- [Entries taken from a collection]:
==*==

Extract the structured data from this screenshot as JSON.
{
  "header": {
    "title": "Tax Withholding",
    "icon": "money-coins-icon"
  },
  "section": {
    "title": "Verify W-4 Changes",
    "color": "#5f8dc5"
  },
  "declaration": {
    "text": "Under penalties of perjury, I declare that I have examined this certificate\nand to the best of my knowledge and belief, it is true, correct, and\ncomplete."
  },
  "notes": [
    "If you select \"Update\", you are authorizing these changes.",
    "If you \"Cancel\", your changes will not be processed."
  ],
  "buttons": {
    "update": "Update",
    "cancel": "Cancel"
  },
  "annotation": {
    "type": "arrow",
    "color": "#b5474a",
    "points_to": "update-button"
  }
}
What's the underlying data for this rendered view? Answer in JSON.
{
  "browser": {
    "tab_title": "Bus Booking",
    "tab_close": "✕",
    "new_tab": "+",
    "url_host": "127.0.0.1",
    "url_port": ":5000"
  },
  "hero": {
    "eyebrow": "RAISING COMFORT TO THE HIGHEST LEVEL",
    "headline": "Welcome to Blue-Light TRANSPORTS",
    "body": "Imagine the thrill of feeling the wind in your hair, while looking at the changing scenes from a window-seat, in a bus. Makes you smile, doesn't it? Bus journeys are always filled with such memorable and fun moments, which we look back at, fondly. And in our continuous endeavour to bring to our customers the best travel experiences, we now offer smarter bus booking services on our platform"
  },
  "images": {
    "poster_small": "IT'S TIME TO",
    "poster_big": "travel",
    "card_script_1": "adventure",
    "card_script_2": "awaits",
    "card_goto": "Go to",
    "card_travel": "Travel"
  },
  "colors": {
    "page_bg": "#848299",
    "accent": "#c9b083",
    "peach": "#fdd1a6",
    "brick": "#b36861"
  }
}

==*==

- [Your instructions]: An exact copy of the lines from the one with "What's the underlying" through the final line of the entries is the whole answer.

- [Solution]:
What's the underlying data for this rendered view? Answer in JSON.
{
  "browser": {
    "tab_title": "Bus Booking",
    "tab_close": "✕",
    "new_tab": "+",
    "url_host": "127.0.0.1",
    "url_port": ":5000"
  },
  "hero": {
    "eyebrow": "RAISING COMFORT TO THE HIGHEST LEVEL",
    "headline": "Welcome to Blue-Light TRANSPORTS",
    "body": "Imagine the thrill of feeling the wind in your hair, while looking at the changing scenes from a window-seat, in a bus. Makes you smile, doesn't it? Bus journeys are always filled with such memorable and fun moments, which we look back at, fondly. And in our continuous endeavour to bring to our customers the best travel experiences, we now offer smarter bus booking services on our platform"
  },
  "images": {
    "poster_small": "IT'S TIME TO",
    "poster_big": "travel",
    "card_script_1": "adventure",
    "card_script_2": "awaits",
    "card_goto": "Go to",
    "card_travel": "Travel"
  },
  "colors": {
    "page_bg": "#848299",
    "accent": "#c9b083",
    "peach": "#fdd1a6",
    "brick": "#b36861"
  }
}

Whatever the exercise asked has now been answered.